Just another politician’s speech – but it got the ratings – watched by 32 million US viewers.

Next in our production, some intrigue. . . The man who, to most of the media is Mr. Peak Oil, Matthew Simmons lurches to centre stage. With a rumpled shirt and flushed face, he tells how insiders have told him that massive amounts of oil are pouring through BP’s fractured well and coming up at various points on the ocean floor, and that the chances of capping the gusher are so slim Obama may as well nuke it. The allegations make more impact online, going viral. Simmons, putting his money where his mouth is, seizes the opportunity to short some 8,000 BP shares.

At this point in the broadcast, we need some glamour if we want to get the ratings back up, and what beats a yacht race to bring together the rich and the beautiful? A quick edit will switch the scene to Hayward’s June 20 yacht jaunt around the Isle of Wight. After all, the waters, around the Isle of Wight, were clear of oil. What a great day out on the ocean; what a great photo op for our gaffe-prone star. . .

He’s in the role of a charming, lovable rogue. What this reality TV show needs is a villain. Enter the activist judge.

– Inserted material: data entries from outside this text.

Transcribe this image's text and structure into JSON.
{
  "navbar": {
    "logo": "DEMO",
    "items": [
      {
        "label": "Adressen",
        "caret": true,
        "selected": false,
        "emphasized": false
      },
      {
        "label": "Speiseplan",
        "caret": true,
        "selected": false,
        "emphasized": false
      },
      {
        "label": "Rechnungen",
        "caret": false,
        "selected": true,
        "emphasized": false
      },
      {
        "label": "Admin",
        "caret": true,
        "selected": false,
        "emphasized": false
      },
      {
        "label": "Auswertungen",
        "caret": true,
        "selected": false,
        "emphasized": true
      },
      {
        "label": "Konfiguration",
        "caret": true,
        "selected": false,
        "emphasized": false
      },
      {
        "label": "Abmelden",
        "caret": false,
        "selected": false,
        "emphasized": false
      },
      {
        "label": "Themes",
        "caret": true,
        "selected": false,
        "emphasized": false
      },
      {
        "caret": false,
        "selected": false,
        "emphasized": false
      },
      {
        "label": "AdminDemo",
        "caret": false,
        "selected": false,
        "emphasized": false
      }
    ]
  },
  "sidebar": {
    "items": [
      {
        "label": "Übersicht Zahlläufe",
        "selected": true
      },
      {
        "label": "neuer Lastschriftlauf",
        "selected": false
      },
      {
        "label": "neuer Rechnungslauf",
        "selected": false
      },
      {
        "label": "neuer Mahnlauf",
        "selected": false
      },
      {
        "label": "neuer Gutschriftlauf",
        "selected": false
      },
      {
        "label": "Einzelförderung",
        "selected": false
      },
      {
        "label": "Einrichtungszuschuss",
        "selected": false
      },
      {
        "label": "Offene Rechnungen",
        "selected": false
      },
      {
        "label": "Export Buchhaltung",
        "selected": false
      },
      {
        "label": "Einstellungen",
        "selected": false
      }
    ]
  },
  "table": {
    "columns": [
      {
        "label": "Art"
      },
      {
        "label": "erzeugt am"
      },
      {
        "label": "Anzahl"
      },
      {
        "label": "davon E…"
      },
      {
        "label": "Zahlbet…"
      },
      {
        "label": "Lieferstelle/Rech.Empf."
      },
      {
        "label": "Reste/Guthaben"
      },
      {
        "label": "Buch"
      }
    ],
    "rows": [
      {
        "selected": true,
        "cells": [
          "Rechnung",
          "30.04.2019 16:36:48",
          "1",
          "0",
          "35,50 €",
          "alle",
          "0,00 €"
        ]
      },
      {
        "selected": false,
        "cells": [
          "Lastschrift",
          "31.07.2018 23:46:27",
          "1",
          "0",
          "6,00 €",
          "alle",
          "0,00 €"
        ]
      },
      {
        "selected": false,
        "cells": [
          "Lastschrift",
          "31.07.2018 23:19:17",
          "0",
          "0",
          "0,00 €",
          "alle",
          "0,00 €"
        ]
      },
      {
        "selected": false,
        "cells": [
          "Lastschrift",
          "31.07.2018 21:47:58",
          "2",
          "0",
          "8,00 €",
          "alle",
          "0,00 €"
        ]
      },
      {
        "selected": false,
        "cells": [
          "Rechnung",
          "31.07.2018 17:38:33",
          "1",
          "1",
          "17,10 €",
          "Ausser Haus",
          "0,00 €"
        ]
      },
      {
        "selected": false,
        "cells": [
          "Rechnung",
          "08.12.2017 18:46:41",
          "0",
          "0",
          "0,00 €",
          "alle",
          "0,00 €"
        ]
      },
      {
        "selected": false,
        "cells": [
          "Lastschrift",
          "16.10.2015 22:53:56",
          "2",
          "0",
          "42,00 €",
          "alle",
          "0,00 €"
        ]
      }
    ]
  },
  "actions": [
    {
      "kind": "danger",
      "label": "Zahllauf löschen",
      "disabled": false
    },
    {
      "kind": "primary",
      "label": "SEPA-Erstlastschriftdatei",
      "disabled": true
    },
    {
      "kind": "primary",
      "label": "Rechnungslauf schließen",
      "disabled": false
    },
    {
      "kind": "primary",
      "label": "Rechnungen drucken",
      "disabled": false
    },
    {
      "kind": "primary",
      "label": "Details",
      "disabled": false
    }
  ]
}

Obama wanted a six-month freeze on deepwater drilling, presumably along the lines that this is how long it will take the news media to go on to a new topic, allowing him to safely hand the drilling permit rubber stamps back to the industry. But that’s not how Judge Martin Feldman sees it.

Part arbiter of justice, part energy investor, Justice Feldman acted deftly to sell his oil stock and overturn Obama’s drilling moratorium – all in the same morning. According to Associated Press:

A statement released by U.S. District Judge Martin Feldman's chambers in New
Orleans says the judge instructed his broker to sell his stock in Exxon and a
subsidiary as soon as the market opened June 22. That was the day after the

Feldman says his broker told him his stock was sold several
hours before he struck down the Obama administration's drilling moratorium. The
judge also said he didn't know if he made a profit or loss on the sale.

Exxon isn't a party in the case, but the company had one of the 33
existing exploratory rigs shut down by the moratorium imposed because of the
Gulf spill.

No-one is accusing the judge of letting his energy investments colour his judgment – he is a judge, after all – but if nothing else, it’s normally considered good manners to declare an interest. Memo to Feldman: suggesting that you might have made a loss on the deal is not the same thing.

Meanwhile, viewers, the blowout preventer deathwatch continues. . . how far is it leaning today? How much of BP’s compromised wellbore will it take with it when it collapses? Can the relief wells get in place before the whole thing goes? Don’t forget to tune in tomorrow, folks.

[Fades out on shots of Obama looking like he wants a cigarette, Hayward on his yacht, and Feldman standing up for the poor downtrodden oil execs.]

In terms of entertainment, is this scraping the barrel? Actually, yes. Millions of them, all told, from the beaches, wetlands and waters of the Gulf of Mexico. An estimated 35,0000 to 60,000 barrels have been gushing out every day since April 20, according to the government – and many more according to Simmons – but the current containment system can only handle up to 28,000 barrels per day."

No comments: